1st July 2016

Tourists swim with Carribean reef sharks at Bimini Island in the Bahmas. Photo by Shin Arunrugstichai

Tourists swim with Carribean reef sharks at Bimini Island in the Bahmas. Photo by Shin Arunrugstichai

Tourists swim with Carribean reef sharks at Bimini Island in the Bahmas. Photo by Shin Arunrugstichai

It’s the last week of June and that means one thing in the shark world: Discovery Shark Week. Most shark scientists have mixed feelings about the show; it is a good thing that sharks are in the public eye, but sensationalist programmes that only show the fearsome side of sharks often do more damage than good.

Dr Mahmood Shivji of the Save Our Seas Foundation Shark Research Centre in Florida is hoping to create a more balanced impression by sharing some exciting science in favour of sharks. In a recent story published in Forbes Magazine, Shivji highlighted some of the work his lab is doing into the potential of using research into shark genetics to advance human medical science. Sharks have incredible genetic adaptations that make them resilient to disease and he believes that by understanding this, we may discover ways to combat a number of prolific human diseases including cancer.
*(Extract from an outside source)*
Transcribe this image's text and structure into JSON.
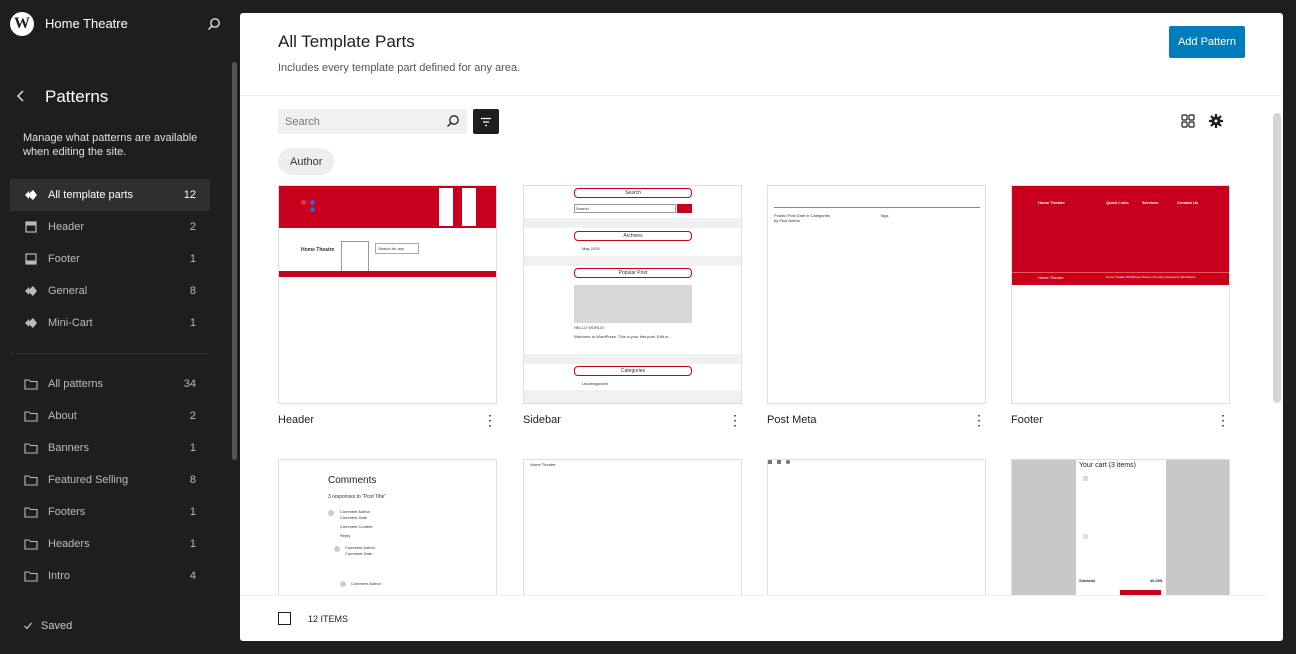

“It would be brilliant if they (Shark Week) could spend some time covering these other very interesting aspects of sharks, which would then hopefully increase public awareness about the need to better appreciate and conserve sharks,” Shivji explained in the article.